There were many questions about the structure of the cap, including whether it should be variable or fixed. My hon. Friend the Member for Weston-super-Mare has campaigned on this matter very strongly. I was again struck by what my right hon. Friend the Member for West Dorset said. The structure of the cap should be able to take into account changes in the wholesale system. Clause 6(1) states that the period of consideration has to be no greater than six months, but it is entirely within Ofgem’s powers to change the cap more frequently. Of course, as we know, standard variable tariffs are currently updated only one or two times a year. Companies buy forward and hedge their energy prices, so it is not usual for very strong changes in wholesale prices to be incorporated. We will get to see the structure of the cap and its sensitivity to those prices going forward.

There were concerns about ensuring we allow co-operative energy providers to be in the market. My right hon. Friend the Member for Harlow, who is such a doughty consumer champion, made that point, as did Drew Hendry, Gareth Thomas and others. We already have co-operative energy structures—White Rose Energy, Robin Hood Energy and so on—and there is no barrier to those companies coming forward and delivering.

My right hon. Friend Stephen Crabb and my hon. Friend the Member for Rugby asked about the removal of the cap. We will have a series of tests, and we have set out clearly in the Bill what those tests will be. Ultimately, we want loyal customers to be treated as well as, if not better than, new customers who are being attracted by cheaper deals. That will be the absolute test.

In conclusion, we know the Bill is necessary. We know we need to get it through Parliament. I have been really encouraged by the tone of the debate, with so many Members having really scrutinised the Bill and being absolutely determined to see it through. I am confident that we can pass this vital Bill and our constituents expect us to do so, as they do not want to be overpaying on their bills.
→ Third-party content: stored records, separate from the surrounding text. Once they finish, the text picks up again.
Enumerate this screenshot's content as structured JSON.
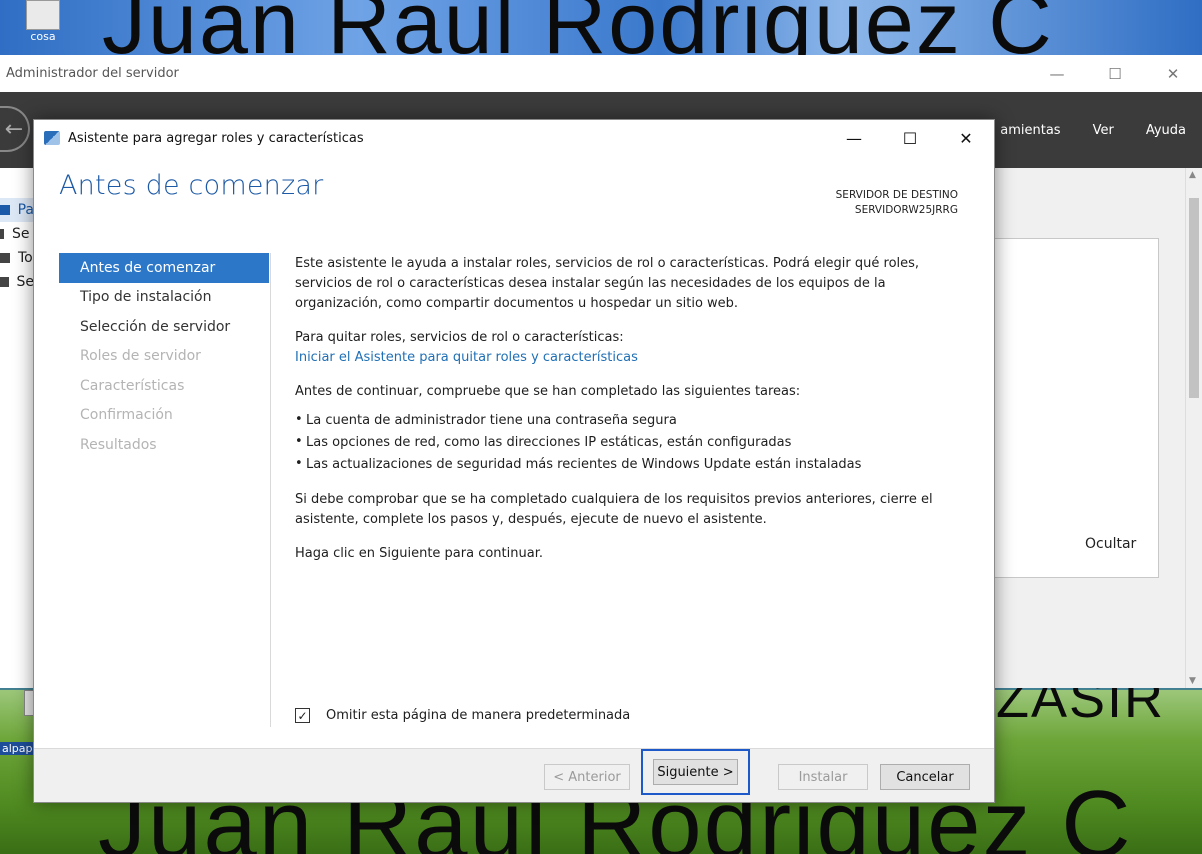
{
  "desktop": {
    "watermark_top": "Juan Raul Rodriguez C",
    "watermark_bottom": "Juan Raul Rodriguez C",
    "watermark_mid": "ZASIR",
    "icon1_label": "cosa",
    "icon2_label": "alpap"
  },
  "server_manager": {
    "title": "Administrador del servidor",
    "controls": {
      "minimize": "—",
      "maximize": "☐",
      "close": "✕"
    },
    "menu": [
      "amientas",
      "Ver",
      "Ayuda"
    ],
    "sidebar": [
      {
        "label": "Pa",
        "selected": true
      },
      {
        "label": "Se",
        "selected": false
      },
      {
        "label": "To",
        "selected": false
      },
      {
        "label": "Se",
        "selected": false
      }
    ],
    "hide_label": "Ocultar"
  },
  "wizard": {
    "title": "Asistente para agregar roles y características",
    "controls": {
      "minimize": "—",
      "maximize": "☐",
      "close": "✕"
    },
    "heading": "Antes de comenzar",
    "dest_server_label": "SERVIDOR DE DESTINO",
    "dest_server_name": "SERVIDORW25JRRG",
    "nav": [
      {
        "label": "Antes de comenzar",
        "state": "active"
      },
      {
        "label": "Tipo de instalación",
        "state": "enabled"
      },
      {
        "label": "Selección de servidor",
        "state": "enabled"
      },
      {
        "label": "Roles de servidor",
        "state": "disabled"
      },
      {
        "label": "Características",
        "state": "disabled"
      },
      {
        "label": "Confirmación",
        "state": "disabled"
      },
      {
        "label": "Resultados",
        "state": "disabled"
      }
    ],
    "content": {
      "intro": "Este asistente le ayuda a instalar roles, servicios de rol o características. Podrá elegir qué roles, servicios de rol o características desea instalar según las necesidades de los equipos de la organización, como compartir documentos u hospedar un sitio web.",
      "remove_label": "Para quitar roles, servicios de rol o características:",
      "remove_link": "Iniciar el Asistente para quitar roles y características",
      "before_continue": "Antes de continuar, compruebe que se han completado las siguientes tareas:",
      "bullets": [
        "La cuenta de administrador tiene una contraseña segura",
        "Las opciones de red, como las direcciones IP estáticas, están configuradas",
        "Las actualizaciones de seguridad más recientes de Windows Update están instaladas"
      ],
      "prereq_note": "Si debe comprobar que se ha completado cualquiera de los requisitos previos anteriores, cierre el asistente, complete los pasos y, después, ejecute de nuevo el asistente.",
      "click_next": "Haga clic en Siguiente para continuar."
    },
    "skip_checkbox": {
      "label": "Omitir esta página de manera predeterminada",
      "checked": true,
      "mark": "✓"
    },
    "buttons": {
      "previous": "< Anterior",
      "next": "Siguiente >",
      "install": "Instalar",
      "cancel": "Cancelar"
    }
  }
}
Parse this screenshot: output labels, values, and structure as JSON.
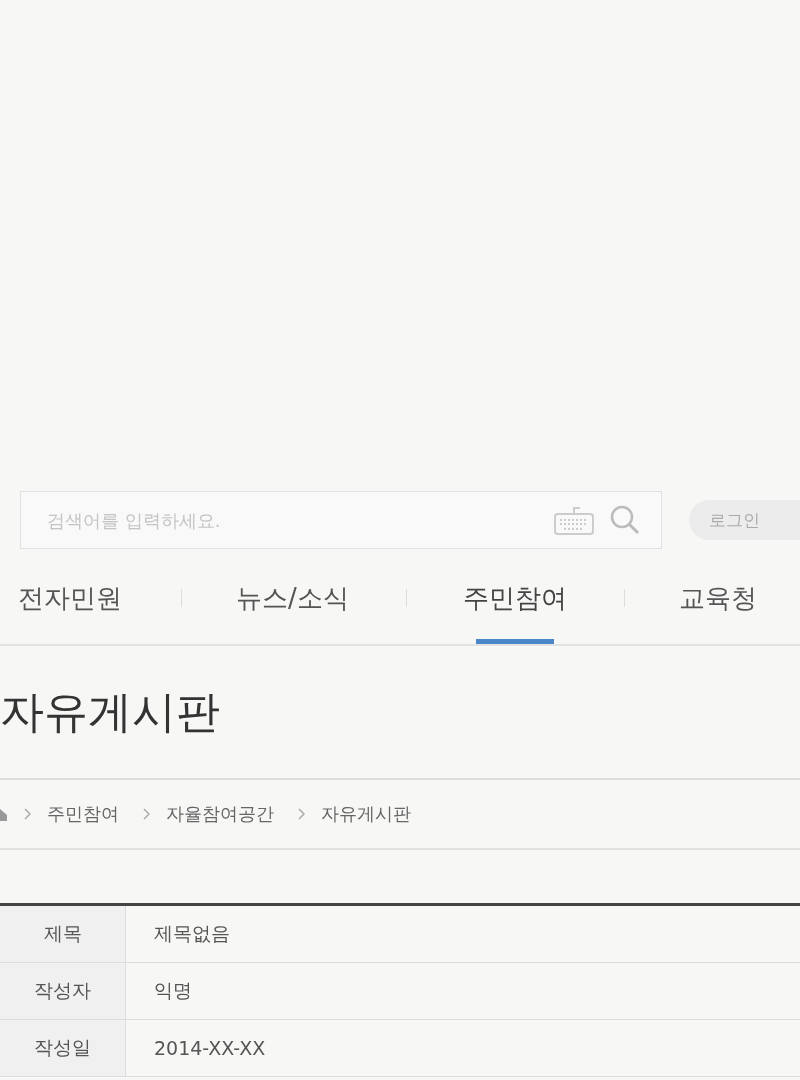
{
  "search": {
    "placeholder": "검색어를 입력하세요."
  },
  "login_button": "로그인",
  "nav": [
    {
      "label": "전자민원",
      "selected": false
    },
    {
      "label": "뉴스/소식",
      "selected": false
    },
    {
      "label": "주민참여",
      "selected": true
    },
    {
      "label": "교육청",
      "selected": false
    }
  ],
  "page_title": "자유게시판",
  "breadcrumb": [
    "주민참여",
    "자율참여공간",
    "자유게시판"
  ],
  "post": [
    {
      "label": "제목",
      "value": "제목없음"
    },
    {
      "label": "작성자",
      "value": "익명"
    },
    {
      "label": "작성일",
      "value": "2014-XX-XX"
    }
  ]
}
I commend the Bill to the House.

Question put and agreed to.

Bill accordingly read a Second time.